*** Opening Records to use ***

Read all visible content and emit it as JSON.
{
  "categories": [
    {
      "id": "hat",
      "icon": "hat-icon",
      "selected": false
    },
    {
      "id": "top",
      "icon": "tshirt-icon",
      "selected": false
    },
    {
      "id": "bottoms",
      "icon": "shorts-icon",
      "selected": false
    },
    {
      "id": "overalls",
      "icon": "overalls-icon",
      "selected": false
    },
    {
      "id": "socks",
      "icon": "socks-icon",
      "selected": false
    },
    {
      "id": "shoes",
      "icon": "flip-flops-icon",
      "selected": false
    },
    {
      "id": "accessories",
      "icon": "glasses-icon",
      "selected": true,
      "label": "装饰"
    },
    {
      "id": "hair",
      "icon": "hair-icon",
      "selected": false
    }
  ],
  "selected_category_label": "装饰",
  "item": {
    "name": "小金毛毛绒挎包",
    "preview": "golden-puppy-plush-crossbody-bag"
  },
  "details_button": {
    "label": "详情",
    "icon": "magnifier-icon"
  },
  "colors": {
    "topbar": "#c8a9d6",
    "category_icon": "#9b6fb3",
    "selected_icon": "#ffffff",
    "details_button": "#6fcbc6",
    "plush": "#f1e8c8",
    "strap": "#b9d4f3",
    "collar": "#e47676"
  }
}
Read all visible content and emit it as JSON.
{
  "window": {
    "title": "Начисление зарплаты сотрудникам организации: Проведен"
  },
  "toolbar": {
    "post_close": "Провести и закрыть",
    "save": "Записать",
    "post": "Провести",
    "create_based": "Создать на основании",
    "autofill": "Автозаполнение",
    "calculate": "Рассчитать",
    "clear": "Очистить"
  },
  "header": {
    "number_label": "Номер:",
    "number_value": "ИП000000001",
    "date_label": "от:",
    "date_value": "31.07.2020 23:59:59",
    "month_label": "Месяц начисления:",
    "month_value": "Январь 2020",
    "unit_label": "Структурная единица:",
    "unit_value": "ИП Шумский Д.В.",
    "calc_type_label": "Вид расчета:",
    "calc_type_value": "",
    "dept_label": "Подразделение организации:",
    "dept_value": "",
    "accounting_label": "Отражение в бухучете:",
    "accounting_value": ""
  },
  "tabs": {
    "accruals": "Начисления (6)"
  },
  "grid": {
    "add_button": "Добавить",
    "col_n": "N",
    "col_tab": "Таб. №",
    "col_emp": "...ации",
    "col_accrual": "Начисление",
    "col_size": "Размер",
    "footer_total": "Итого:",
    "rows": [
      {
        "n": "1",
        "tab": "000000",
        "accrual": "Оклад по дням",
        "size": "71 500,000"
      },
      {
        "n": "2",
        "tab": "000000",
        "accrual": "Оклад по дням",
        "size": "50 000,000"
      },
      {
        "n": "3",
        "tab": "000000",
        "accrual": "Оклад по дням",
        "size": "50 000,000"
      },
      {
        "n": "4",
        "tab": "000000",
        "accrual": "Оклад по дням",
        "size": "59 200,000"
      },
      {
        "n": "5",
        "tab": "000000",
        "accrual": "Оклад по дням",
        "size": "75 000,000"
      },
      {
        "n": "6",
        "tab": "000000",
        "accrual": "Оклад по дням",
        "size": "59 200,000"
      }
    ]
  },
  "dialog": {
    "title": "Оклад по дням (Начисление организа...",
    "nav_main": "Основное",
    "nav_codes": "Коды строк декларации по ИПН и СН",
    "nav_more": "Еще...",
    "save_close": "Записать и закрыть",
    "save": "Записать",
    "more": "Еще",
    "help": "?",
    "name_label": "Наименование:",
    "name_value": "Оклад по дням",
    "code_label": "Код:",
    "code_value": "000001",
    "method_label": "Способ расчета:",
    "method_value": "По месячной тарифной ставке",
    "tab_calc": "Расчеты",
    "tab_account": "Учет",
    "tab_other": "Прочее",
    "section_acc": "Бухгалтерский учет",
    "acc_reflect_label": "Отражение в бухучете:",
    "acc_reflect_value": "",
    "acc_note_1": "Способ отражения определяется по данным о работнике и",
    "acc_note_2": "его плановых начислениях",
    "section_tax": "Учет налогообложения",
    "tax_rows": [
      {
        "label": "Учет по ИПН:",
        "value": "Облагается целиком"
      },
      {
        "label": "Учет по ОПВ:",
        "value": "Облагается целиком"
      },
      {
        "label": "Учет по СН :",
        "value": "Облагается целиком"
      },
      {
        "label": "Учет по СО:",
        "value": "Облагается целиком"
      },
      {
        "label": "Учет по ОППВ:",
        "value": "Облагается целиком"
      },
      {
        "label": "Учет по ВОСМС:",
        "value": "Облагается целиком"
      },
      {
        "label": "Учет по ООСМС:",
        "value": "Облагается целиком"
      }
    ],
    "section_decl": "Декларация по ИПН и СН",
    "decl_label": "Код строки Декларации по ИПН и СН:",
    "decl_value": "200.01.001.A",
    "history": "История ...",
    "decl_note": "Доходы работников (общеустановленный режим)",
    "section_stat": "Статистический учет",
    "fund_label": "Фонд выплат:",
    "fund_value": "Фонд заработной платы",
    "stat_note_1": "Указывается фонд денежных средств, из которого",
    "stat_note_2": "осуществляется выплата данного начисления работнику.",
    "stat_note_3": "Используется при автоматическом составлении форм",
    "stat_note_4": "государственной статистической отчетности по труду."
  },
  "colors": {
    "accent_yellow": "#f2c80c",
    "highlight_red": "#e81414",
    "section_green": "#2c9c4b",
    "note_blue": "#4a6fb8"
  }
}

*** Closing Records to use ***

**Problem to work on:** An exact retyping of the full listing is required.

**Solution to the exercise:**
Read all visible content and emit it as JSON.
{
  "categories": [
    {
      "id": "hat",
      "icon": "hat-icon",
      "selected": false
    },
    {
      "id": "top",
      "icon": "tshirt-icon",
      "selected": false
    },
    {
      "id": "bottoms",
      "icon": "shorts-icon",
      "selected": false
    },
    {
      "id": "overalls",
      "icon": "overalls-icon",
      "selected": false
    },
    {
      "id": "socks",
      "icon": "socks-icon",
      "selected": false
    },
    {
      "id": "shoes",
      "icon": "flip-flops-icon",
      "selected": false
    },
    {
      "id": "accessories",
      "icon": "glasses-icon",
      "selected": true,
      "label": "装饰"
    },
    {
      "id": "hair",
      "icon": "hair-icon",
      "selected": false
    }
  ],
  "selected_category_label": "装饰",
  "item": {
    "name": "小金毛毛绒挎包",
    "preview": "golden-puppy-plush-crossbody-bag"
  },
  "details_button": {
    "label": "详情",
    "icon": "magnifier-icon"
  },
  "colors": {
    "topbar": "#c8a9d6",
    "category_icon": "#9b6fb3",
    "selected_icon": "#ffffff",
    "details_button": "#6fcbc6",
    "plush": "#f1e8c8",
    "strap": "#b9d4f3",
    "collar": "#e47676"
  }
}
Read all visible content and emit it as JSON.
{
  "window": {
    "title": "Начисление зарплаты сотрудникам организации: Проведен"
  },
  "toolbar": {
    "post_close": "Провести и закрыть",
    "save": "Записать",
    "post": "Провести",
    "create_based": "Создать на основании",
    "autofill": "Автозаполнение",
    "calculate": "Рассчитать",
    "clear": "Очистить"
  },
  "header": {
    "number_label": "Номер:",
    "number_value": "ИП000000001",
    "date_label": "от:",
    "date_value": "31.07.2020 23:59:59",
    "month_label": "Месяц начисления:",
    "month_value": "Январь 2020",
    "unit_label": "Структурная единица:",
    "unit_value": "ИП Шумский Д.В.",
    "calc_type_label": "Вид расчета:",
    "calc_type_value": "",
    "dept_label": "Подразделение организации:",
    "dept_value": "",
    "accounting_label": "Отражение в бухучете:",
    "accounting_value": ""
  },
  "tabs": {
    "accruals": "Начисления (6)"
  },
  "grid": {
    "add_button": "Добавить",
    "col_n": "N",
    "col_tab": "Таб. №",
    "col_emp": "...ации",
    "col_accrual": "Начисление",
    "col_size": "Размер",
    "footer_total": "Итого:",
    "rows": [
      {
        "n": "1",
        "tab": "000000",
        "accrual": "Оклад по дням",
        "size": "71 500,000"
      },
      {
        "n": "2",
        "tab": "000000",
        "accrual": "Оклад по дням",
        "size": "50 000,000"
      },
      {
        "n": "3",
        "tab": "000000",
        "accrual": "Оклад по дням",
        "size": "50 000,000"
      },
      {
        "n": "4",
        "tab": "000000",
        "accrual": "Оклад по дням",
        "size": "59 200,000"
      },
      {
        "n": "5",
        "tab": "000000",
        "accrual": "Оклад по дням",
        "size": "75 000,000"
      },
      {
        "n": "6",
        "tab": "000000",
        "accrual": "Оклад по дням",
        "size": "59 200,000"
      }
    ]
  },
  "dialog": {
    "title": "Оклад по дням (Начисление организа...",
    "nav_main": "Основное",
    "nav_codes": "Коды строк декларации по ИПН и СН",
    "nav_more": "Еще...",
    "save_close": "Записать и закрыть",
    "save": "Записать",
    "more": "Еще",
    "help": "?",
    "name_label": "Наименование:",
    "name_value": "Оклад по дням",
    "code_label": "Код:",
    "code_value": "000001",
    "method_label": "Способ расчета:",
    "method_value": "По месячной тарифной ставке",
    "tab_calc": "Расчеты",
    "tab_account": "Учет",
    "tab_other": "Прочее",
    "section_acc": "Бухгалтерский учет",
    "acc_reflect_label": "Отражение в бухучете:",
    "acc_reflect_value": "",
    "acc_note_1": "Способ отражения определяется по данным о работнике и",
    "acc_note_2": "его плановых начислениях",
    "section_tax": "Учет налогообложения",
    "tax_rows": [
      {
        "label": "Учет по ИПН:",
        "value": "Облагается целиком"
      },
      {
        "label": "Учет по ОПВ:",
        "value": "Облагается целиком"
      },
      {
        "label": "Учет по СН :",
        "value": "Облагается целиком"
      },
      {
        "label": "Учет по СО:",
        "value": "Облагается целиком"
      },
      {
        "label": "Учет по ОППВ:",
        "value": "Облагается целиком"
      },
      {
        "label": "Учет по ВОСМС:",
        "value": "Облагается целиком"
      },
      {
        "label": "Учет по ООСМС:",
        "value": "Облагается целиком"
      }
    ],
    "section_decl": "Декларация по ИПН и СН",
    "decl_label": "Код строки Декларации по ИПН и СН:",
    "decl_value": "200.01.001.A",
    "history": "История ...",
    "decl_note": "Доходы работников (общеустановленный режим)",
    "section_stat": "Статистический учет",
    "fund_label": "Фонд выплат:",
    "fund_value": "Фонд заработной платы",
    "stat_note_1": "Указывается фонд денежных средств, из которого",
    "stat_note_2": "осуществляется выплата данного начисления работнику.",
    "stat_note_3": "Используется при автоматическом составлении форм",
    "stat_note_4": "государственной статистической отчетности по труду."
  },
  "colors": {
    "accent_yellow": "#f2c80c",
    "highlight_red": "#e81414",
    "section_green": "#2c9c4b",
    "note_blue": "#4a6fb8"
  }
}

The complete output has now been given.